** Work order **
Which lines in the records below contain the word "Ctrl"? Report each of them.

** Data **
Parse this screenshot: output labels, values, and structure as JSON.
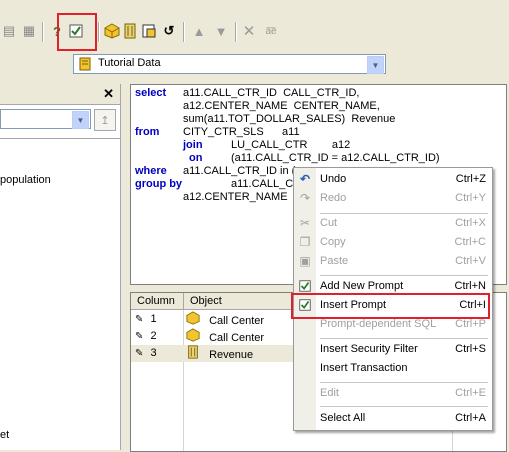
{
  "datasource": {
    "value": "Tutorial Data"
  },
  "sql": {
    "lines": [
      {
        "kw": "select",
        "text": "a11.CALL_CTR_ID  CALL_CTR_ID,"
      },
      {
        "kw": "",
        "text": "a12.CENTER_NAME  CENTER_NAME,"
      },
      {
        "kw": "",
        "text": "sum(a11.TOT_DOLLAR_SALES)  Revenue"
      },
      {
        "kw": "from",
        "text": "CITY_CTR_SLS      a11"
      },
      {
        "kw": "",
        "text": "LU_CALL_CTR        a12"
      },
      {
        "kw": "",
        "text": "(a11.CALL_CTR_ID = a12.CALL_CTR_ID)"
      },
      {
        "kw": "where",
        "text": "a11.CALL_CTR_ID in ("
      },
      {
        "kw": "group by",
        "text": "a11.CALL_C"
      },
      {
        "kw": "",
        "text": "a12.CENTER_NAME"
      }
    ],
    "join_kw": "join",
    "on_kw": "on"
  },
  "left_panel": {
    "item1": "population",
    "item2": "et"
  },
  "grid": {
    "headers": [
      "Column",
      "Object"
    ],
    "rows": [
      {
        "col": "1",
        "object": "Call Center"
      },
      {
        "col": "2",
        "object": "Call Center"
      },
      {
        "col": "3",
        "object": "Revenue"
      }
    ]
  },
  "context_menu": {
    "undo": {
      "label": "Undo",
      "shortcut": "Ctrl+Z"
    },
    "redo": {
      "label": "Redo",
      "shortcut": "Ctrl+Y"
    },
    "cut": {
      "label": "Cut",
      "shortcut": "Ctrl+X"
    },
    "copy": {
      "label": "Copy",
      "shortcut": "Ctrl+C"
    },
    "paste": {
      "label": "Paste",
      "shortcut": "Ctrl+V"
    },
    "add_prompt": {
      "label": "Add New Prompt",
      "shortcut": "Ctrl+N"
    },
    "insert_prompt": {
      "label": "Insert Prompt",
      "shortcut": "Ctrl+I"
    },
    "prompt_sql": {
      "label": "Prompt-dependent SQL",
      "shortcut": "Ctrl+P"
    },
    "security": {
      "label": "Insert Security Filter",
      "shortcut": "Ctrl+S"
    },
    "transaction": {
      "label": "Insert Transaction",
      "shortcut": ""
    },
    "edit": {
      "label": "Edit",
      "shortcut": "Ctrl+E"
    },
    "select_all": {
      "label": "Select All",
      "shortcut": "Ctrl+A"
    }
  },
  "colors": {
    "highlight": "#e0212b",
    "keyword": "#0000c0"
  }
}
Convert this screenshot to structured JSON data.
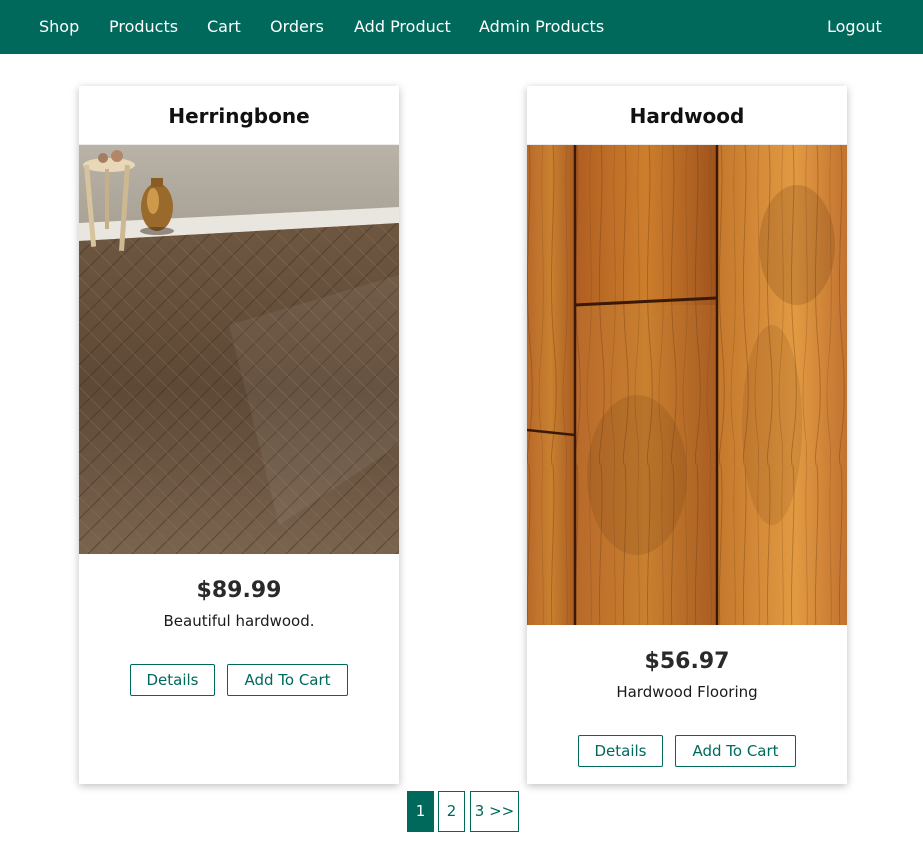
{
  "nav": {
    "shop": "Shop",
    "products": "Products",
    "cart": "Cart",
    "orders": "Orders",
    "add_product": "Add Product",
    "admin_products": "Admin Products",
    "logout": "Logout"
  },
  "products": [
    {
      "title": "Herringbone",
      "price": "$89.99",
      "description": "Beautiful hardwood.",
      "details_label": "Details",
      "add_to_cart_label": "Add To Cart"
    },
    {
      "title": "Hardwood",
      "price": "$56.97",
      "description": "Hardwood Flooring",
      "details_label": "Details",
      "add_to_cart_label": "Add To Cart"
    }
  ],
  "pagination": {
    "page1": "1",
    "page2": "2",
    "page3_next": "3 >>"
  },
  "colors": {
    "brand": "#00695c"
  }
}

** Result for this exercise **
      "shortcut": "Ctrl+Z"
      "shortcut": "Ctrl+Y"
      "shortcut": "Ctrl+X"
      "shortcut": "Ctrl+C"
      "shortcut": "Ctrl+V"
      "shortcut": "Ctrl+N"
      "shortcut": "Ctrl+I"
      "shortcut": "Ctrl+P"
      "shortcut": "Ctrl+S"
      "shortcut": "Ctrl+E"
      "shortcut": "Ctrl+A"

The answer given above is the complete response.